The hydrogen comparison is significant, because for the longest time, the only option that was available in the market was to take the electricity and generate hydrogen. When the power was needed again, you could burn the hydrogen. The issue, O’Donnell claims, is that the efficiency of these systems is 50%, at best. Rondo’s system, in comparison, claims it reaches 98% efficiency, with systems that are orders of magnitude simpler than battery or hydrogen storage.
This is significant, because the industrial needs for heat are vast — Rondo’s home state of California burns more natural gas for industrial heat today than it burns for electric power; as the economy equation shifts and heat storage of excess natural electricity becomes more viable, that could have a tremendous impact on decarbonization. Globally, around 36% of greenhouse gasses come from industry, so being able to drastically reduce — and eliminate the need to do carbon-capture from gas-powered heat — could have a tremendous impact.
“Our innovation is a combination of the physical storage materials and AI supervision of the controls. A lot of things are possible today that weren’t possible 10 years ago. What we are doing today would have been stupid five years ago — when electricity was more expensive, you’d never dream of doing this,” laughs O’Donnell. “But it’s very clear that we are on a trajectory that could become a major part of industrial heat.
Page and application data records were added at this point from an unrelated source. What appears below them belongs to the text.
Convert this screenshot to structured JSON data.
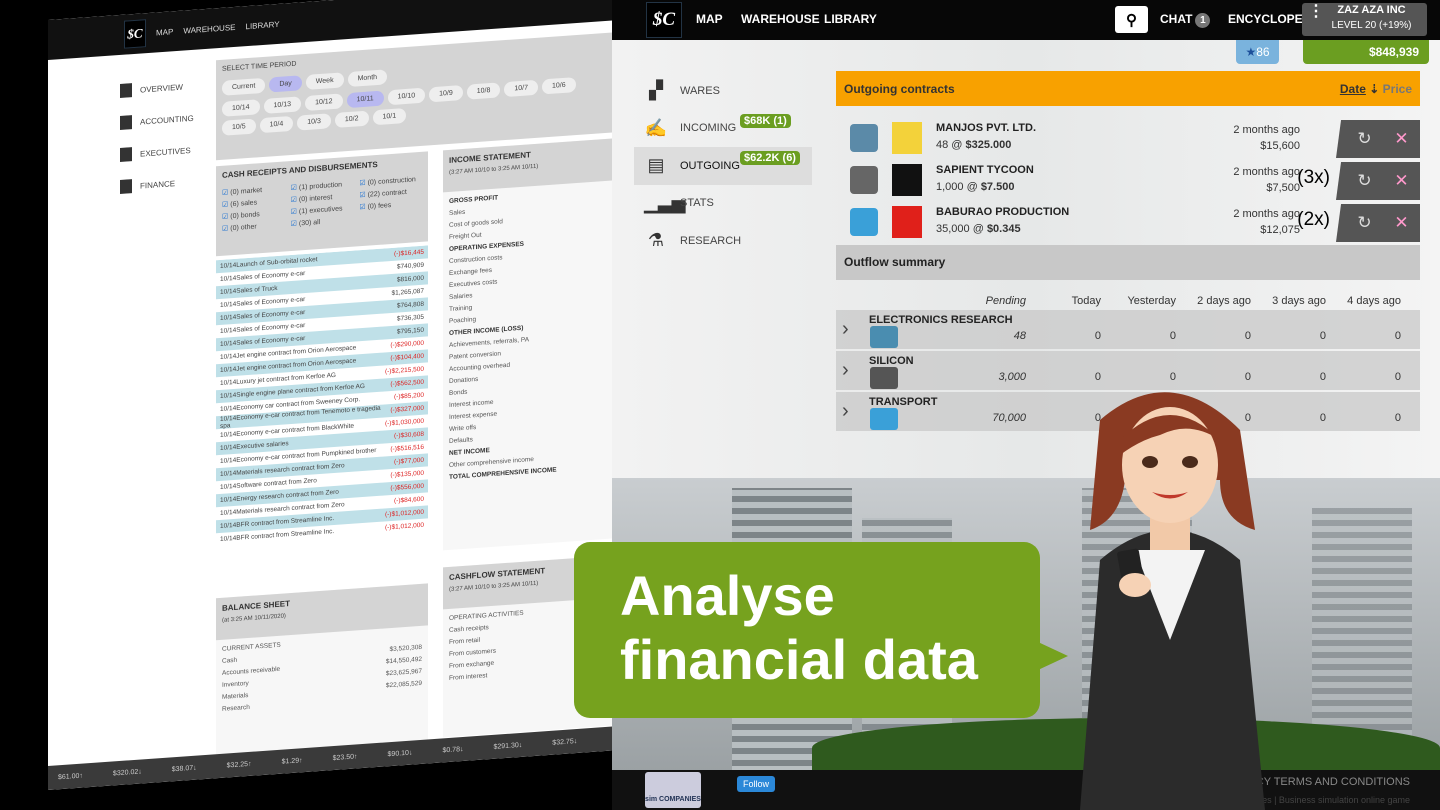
{
  "left_screen": {
    "logo": "$C",
    "nav": [
      "MAP",
      "WAREHOUSE",
      "LIBRARY"
    ],
    "sidebar": [
      "OVERVIEW",
      "ACCOUNTING",
      "EXECUTIVES",
      "FINANCE"
    ],
    "time_period": {
      "title": "SELECT TIME PERIOD",
      "ranges": [
        "Current",
        "Day",
        "Week",
        "Month"
      ],
      "selected_range": "Day",
      "dates": [
        "10/14",
        "10/13",
        "10/12",
        "10/11",
        "10/10",
        "10/9",
        "10/8",
        "10/7",
        "10/6",
        "10/5",
        "10/4",
        "10/3",
        "10/2",
        "10/1"
      ],
      "selected_date": "10/11"
    },
    "cash": {
      "title": "CASH RECEIPTS AND DISBURSEMENTS",
      "filters": [
        "(0) market",
        "(1) production",
        "(0) construction",
        "(6) sales",
        "(0) interest",
        "(22) contract",
        "(0) bonds",
        "(1) executives",
        "(0) fees",
        "(0) other",
        "(30) all"
      ],
      "rows": [
        [
          "10/14Launch of Sub-orbital rocket",
          "(-)$16,445"
        ],
        [
          "10/14Sales of Economy e-car",
          "$740,909"
        ],
        [
          "10/14Sales of Truck",
          "$816,000"
        ],
        [
          "10/14Sales of Economy e-car",
          "$1,265,087"
        ],
        [
          "10/14Sales of Economy e-car",
          "$764,808"
        ],
        [
          "10/14Sales of Economy e-car",
          "$736,305"
        ],
        [
          "10/14Sales of Economy e-car",
          "$795,150"
        ],
        [
          "10/14Jet engine contract from Orion Aerospace",
          "(-)$290,000"
        ],
        [
          "10/14Jet engine contract from Orion Aerospace",
          "(-)$104,400"
        ],
        [
          "10/14Luxury jet contract from Kerfoe AG",
          "(-)$2,215,500"
        ],
        [
          "10/14Single engine plane contract from Kerfoe AG",
          "(-)$562,500"
        ],
        [
          "10/14Economy car contract from Sweeney Corp.",
          "(-)$85,200"
        ],
        [
          "10/14Economy e-car contract from Tenemoto e tragedia spa",
          "(-)$327,000"
        ],
        [
          "10/14Economy e-car contract from BlackWhite",
          "(-)$1,030,000"
        ],
        [
          "10/14Executive salaries",
          "(-)$30,608"
        ],
        [
          "10/14Economy e-car contract from Pumpkined brother",
          "(-)$516,516"
        ],
        [
          "10/14Materials research contract from Zero",
          "(-)$77,000"
        ],
        [
          "10/14Software contract from Zero",
          "(-)$135,000"
        ],
        [
          "10/14Energy research contract from Zero",
          "(-)$556,000"
        ],
        [
          "10/14Materials research contract from Zero",
          "(-)$84,600"
        ],
        [
          "10/14BFR contract from Streamline Inc.",
          "(-)$1,012,000"
        ],
        [
          "10/14BFR contract from Streamline Inc.",
          "(-)$1,012,000"
        ]
      ]
    },
    "income": {
      "title": "INCOME STATEMENT",
      "period": "(3:27 AM 10/10 to 3:25 AM 10/11)",
      "lines": [
        "GROSS PROFIT",
        "Sales",
        "Cost of goods sold",
        "Freight Out",
        "OPERATING EXPENSES",
        "Construction costs",
        "Exchange fees",
        "Executives costs",
        "Salaries",
        "Training",
        "Poaching",
        "OTHER INCOME (LOSS)",
        "Achievements, referrals, PA",
        "Patent conversion",
        "Accounting overhead",
        "Donations",
        "Bonds",
        "Interest income",
        "Interest expense",
        "Write offs",
        "Defaults",
        "NET INCOME",
        "Other comprehensive income",
        "TOTAL COMPREHENSIVE INCOME"
      ]
    },
    "balance": {
      "title": "BALANCE SHEET",
      "date": "(at 3:25 AM 10/11/2020)",
      "lines": [
        [
          "CURRENT ASSETS",
          ""
        ],
        [
          "Cash",
          "$3,520,308"
        ],
        [
          "Accounts receivable",
          "$14,550,492"
        ],
        [
          "Inventory",
          "$23,625,967"
        ],
        [
          "Materials",
          "$22,085,529"
        ],
        [
          "Research",
          ""
        ]
      ]
    },
    "cashflow": {
      "title": "CASHFLOW STATEMENT",
      "period": "(3:27 AM 10/10 to 3:25 AM 10/11)",
      "lines": [
        "OPERATING ACTIVITIES",
        "Cash receipts",
        "From retail",
        "From customers",
        "From exchange",
        "From interest"
      ]
    },
    "ticker": [
      "$61.00↑",
      "$320.02↓",
      "$38.07↓",
      "$32.25↑",
      "$1.29↑",
      "$23.50↑",
      "$90.10↓",
      "$0.78↓",
      "$291.30↓",
      "$32.75↓"
    ]
  },
  "nav": {
    "logo": "$C",
    "links": [
      "MAP",
      "WAREHOUSE",
      "LIBRARY"
    ],
    "chat": "CHAT",
    "chat_count": "1",
    "encyclopedia": "ENCYCLOPEDIA",
    "company": "ZAZ AZA INC",
    "level": "LEVEL 20 (+19%)",
    "stars": "86",
    "money": "$848,939"
  },
  "sidebar": [
    {
      "label": "WARES",
      "icon": "boxes-icon"
    },
    {
      "label": "INCOMING",
      "icon": "sign-contract-icon",
      "badge": "$68K (1)"
    },
    {
      "label": "OUTGOING",
      "icon": "document-icon",
      "badge": "$62.2K (6)",
      "active": true
    },
    {
      "label": "STATS",
      "icon": "bar-chart-icon"
    },
    {
      "label": "RESEARCH",
      "icon": "flask-icon"
    }
  ],
  "outgoing": {
    "title": "Outgoing contracts",
    "sort_date": "Date",
    "sort_price": "Price",
    "contracts": [
      {
        "company": "MANJOS PVT. LTD.",
        "qty": "48 @ ",
        "price": "$325.000",
        "when": "2 months ago",
        "total": "$15,600",
        "mult": ""
      },
      {
        "company": "SAPIENT TYCOON",
        "qty": "1,000 @ ",
        "price": "$7.500",
        "when": "2 months ago",
        "total": "$7,500",
        "mult": "(3x)"
      },
      {
        "company": "BABURAO PRODUCTION",
        "qty": "35,000 @ ",
        "price": "$0.345",
        "when": "2 months ago",
        "total": "$12,075",
        "mult": "(2x)"
      }
    ]
  },
  "outflow": {
    "title": "Outflow summary",
    "columns": [
      "Pending",
      "Today",
      "Yesterday",
      "2 days ago",
      "3 days ago",
      "4 days ago"
    ],
    "rows": [
      {
        "name": "ELECTRONICS RESEARCH",
        "values": [
          "48",
          "0",
          "0",
          "0",
          "0",
          "0"
        ],
        "color": "#4a8db0"
      },
      {
        "name": "SILICON",
        "values": [
          "3,000",
          "0",
          "0",
          "0",
          "0",
          "0"
        ],
        "color": "#555"
      },
      {
        "name": "TRANSPORT",
        "values": [
          "70,000",
          "0",
          "0",
          "0",
          "0",
          "0"
        ],
        "color": "#3aa0d8"
      }
    ]
  },
  "callout": {
    "line1": "Analyse",
    "line2": "financial data"
  },
  "footer": {
    "logo": "sim COMPANIES",
    "follow": "Follow",
    "links": "AB…Q  PRIVACY POLICY  TERMS AND CONDITIONS",
    "tagline": "Sim Companies | Business simulation online game"
  },
  "colors": {
    "accent_orange": "#f8a100",
    "accent_green": "#6b9e21",
    "callout_green": "#76a21e"
  }
}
We see 1% reductions in whole-world emissions in the next decade.”
It’s possible to store temperature in liquid salt at around 570°C (1,050°F), which Rondo’s CEO claims is the nearest competitor that’s able to do heat storage at similar scale as its temperature batteries. Rondo, however, is able to store heat at 1,200°C (2,200°F) — which is far closer to the needs of industrial and manufacturing heat applications.
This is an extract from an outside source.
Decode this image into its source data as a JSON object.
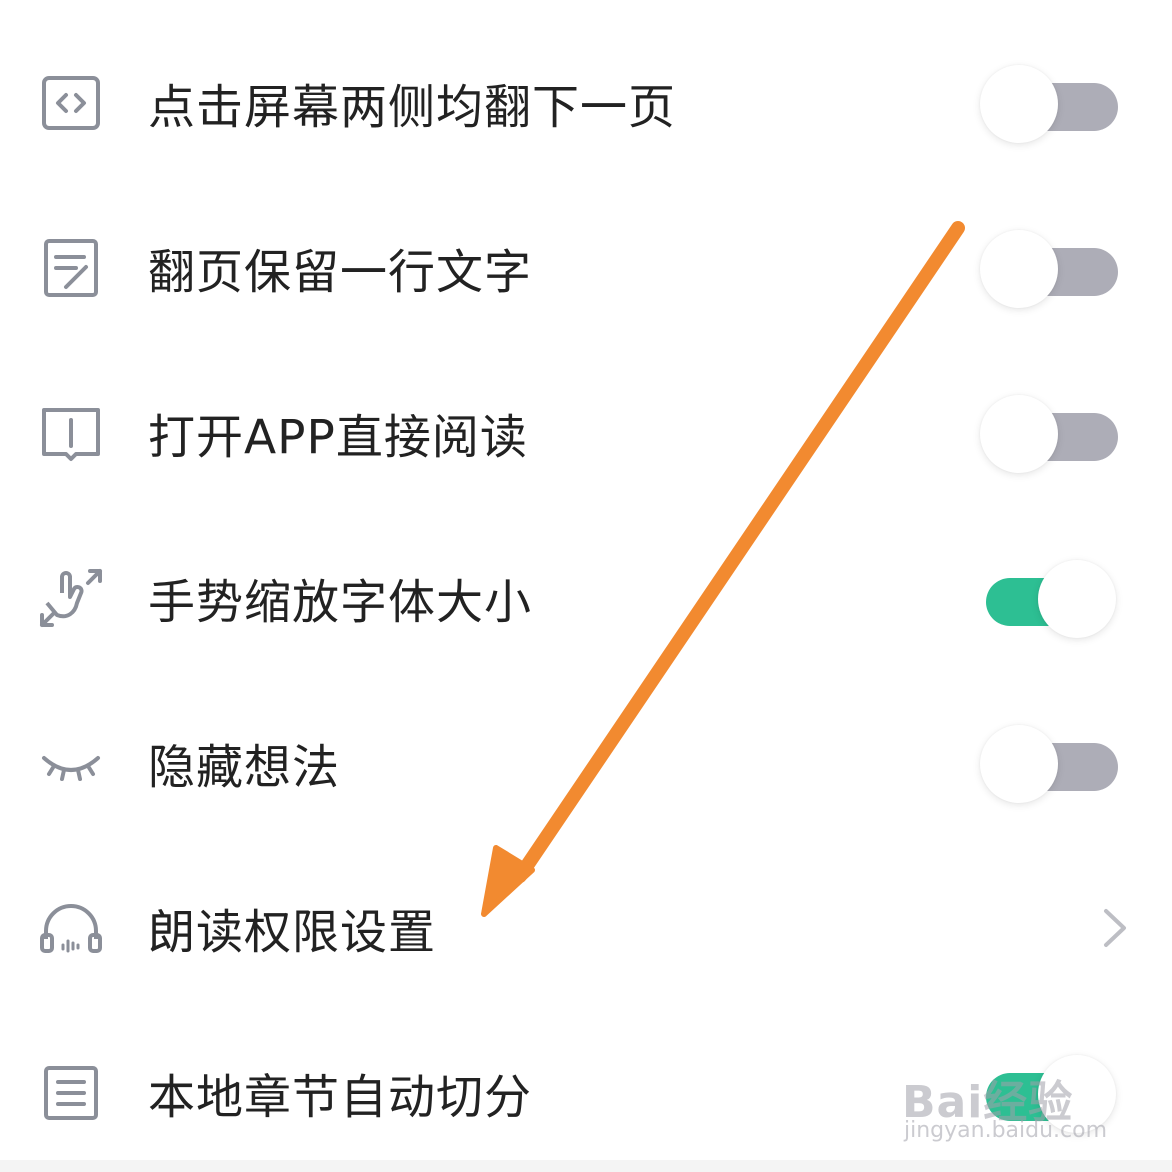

The company raised a $22 million series A from Breakthrough Energy Ventures and Energy Impact Partners. This funding enables Rondo Energy to begin manufacturing and delivering customer systems later this year.
“We believe the Rondo Heat Battery will prove critical to closing stubborn emissions gaps,” said Carmichael Roberts at Breakthrough Energy Ventures. “The cost of renewable energy has been steadily falling, but it hasn’t been an option for industries that require high-temperature process heat since there was no way to efficiently convert renewable electricity to high-temperature thermal energy.”
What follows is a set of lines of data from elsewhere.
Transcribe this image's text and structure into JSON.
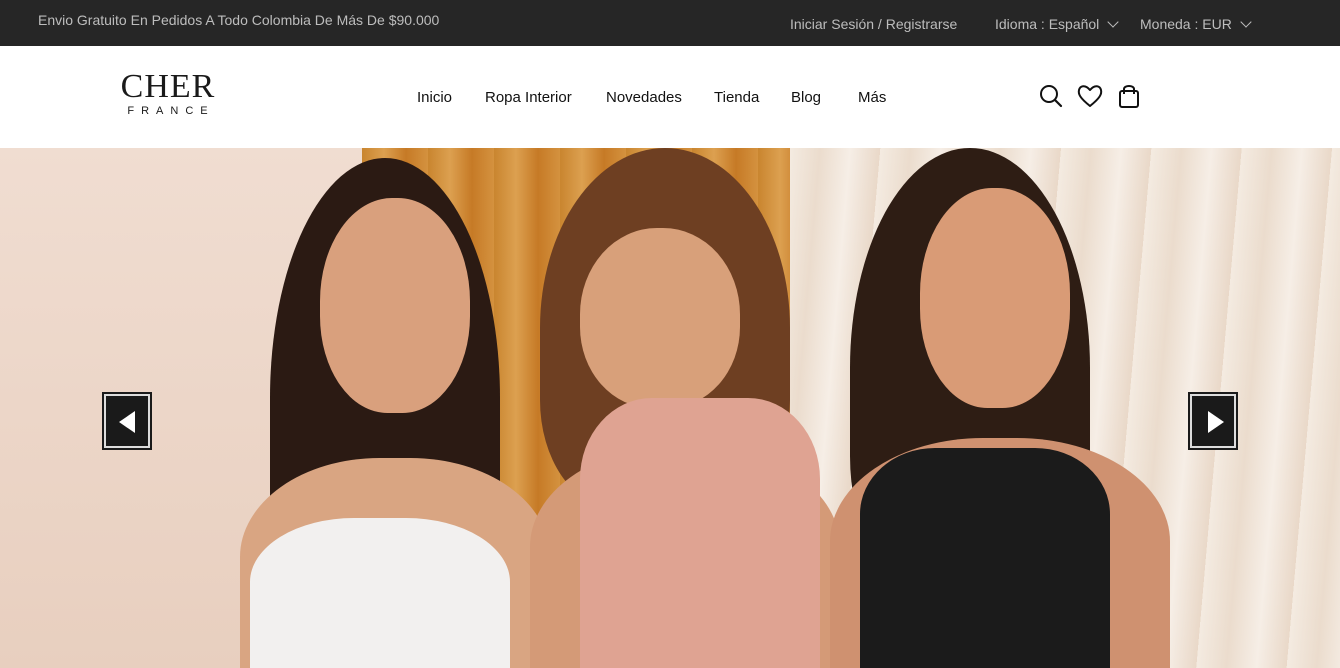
{
  "topbar": {
    "promo": "Envio Gratuito En Pedidos A Todo Colombia De Más De $90.000",
    "login": "Iniciar Sesión / Registrarse",
    "language": "Idioma : Español",
    "currency": "Moneda : EUR"
  },
  "logo": {
    "main": "CHER",
    "sub": "FRANCE"
  },
  "nav": {
    "items": [
      "Inicio",
      "Ropa Interior",
      "Novedades",
      "Tienda",
      "Blog",
      "Más"
    ]
  },
  "icons": [
    "search-icon",
    "heart-icon",
    "shopping-bag-icon",
    "arrow-left-icon",
    "arrow-right-icon"
  ],
  "colors": {
    "topbar": "#262626",
    "topbar_text": "#bdbdbd",
    "nav_text": "#111111",
    "arrow_bg": "#1a1a1a"
  }
}
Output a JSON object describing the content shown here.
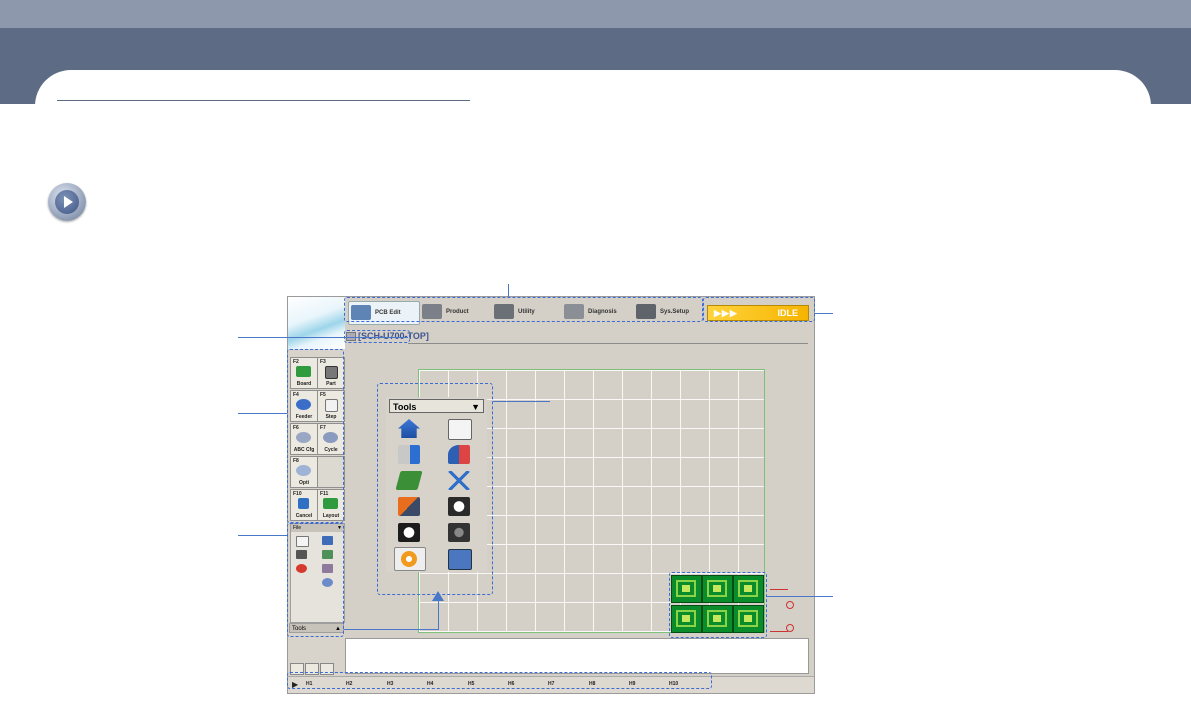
{
  "app": {
    "tabs": [
      {
        "label": "PCB Edit",
        "icon": "pcb-edit-icon",
        "active": true
      },
      {
        "label": "Product",
        "icon": "product-icon",
        "active": false
      },
      {
        "label": "Utility",
        "icon": "utility-icon",
        "active": false
      },
      {
        "label": "Diagnosis",
        "icon": "diagnosis-icon",
        "active": false
      },
      {
        "label": "Sys.Setup",
        "icon": "sys-setup-icon",
        "active": false
      }
    ],
    "status": "IDLE",
    "status_arrows": "▶▶▶",
    "board_name": "[SCH-U700-TOP]",
    "side_buttons": [
      {
        "key": "F2",
        "label": "Board"
      },
      {
        "key": "F3",
        "label": "Part"
      },
      {
        "key": "F4",
        "label": "Feeder"
      },
      {
        "key": "F5",
        "label": "Step"
      },
      {
        "key": "F6",
        "label": "ABC Cfg"
      },
      {
        "key": "F7",
        "label": "Cycle"
      },
      {
        "key": "F8",
        "label": "Opti"
      },
      {
        "key": "",
        "label": ""
      },
      {
        "key": "F10",
        "label": "Cancel"
      },
      {
        "key": "F11",
        "label": "Layout"
      }
    ],
    "file_panel_title": "File",
    "tools_bar_label": "Tools",
    "tools_popup_title": "Tools",
    "tools_popup_icons": [
      "home-icon",
      "window-target-icon",
      "clock-up-icon",
      "person-pointer-icon",
      "conveyor-board-icon",
      "axes-icon",
      "nozzle-tool-icon",
      "alert-bin-icon",
      "auto-calib-icon",
      "camera-reel-icon",
      "settings-gear-icon",
      "layers-dialog-icon"
    ],
    "hotkeys": [
      "H1",
      "H2",
      "H3",
      "H4",
      "H5",
      "H6",
      "H7",
      "H8",
      "H9",
      "H10"
    ],
    "colors": {
      "accent": "#3f5590",
      "status_bg": "#f6b400",
      "pcb_green": "#0b8c2a"
    }
  }
}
Of course, Rondo’s bet only makes sense if the trends continue in the direction they are going. If fusion power suddenly becomes plentiful and available, that might replace the need for this type of energy storage for industry. Similarly, it’s likely that other industries are also eyeing the super-cheap mid-day electricity provided by the excess solar power, so eventually, demand will be driven up there, too. Having said that, it’s a little while since we’ve seen a truly innovative way of storing vast amounts of energy at high speed, and the planet needs a carbon break. For now, it seems like Rondo Energy has found itself a win-win solution: High-temperature industries get cheap heat, investors are salivating over the possibility of a rapid return on investment and any solution that has a reasonable chance at decimating our carbon output is worth investing in, in my book.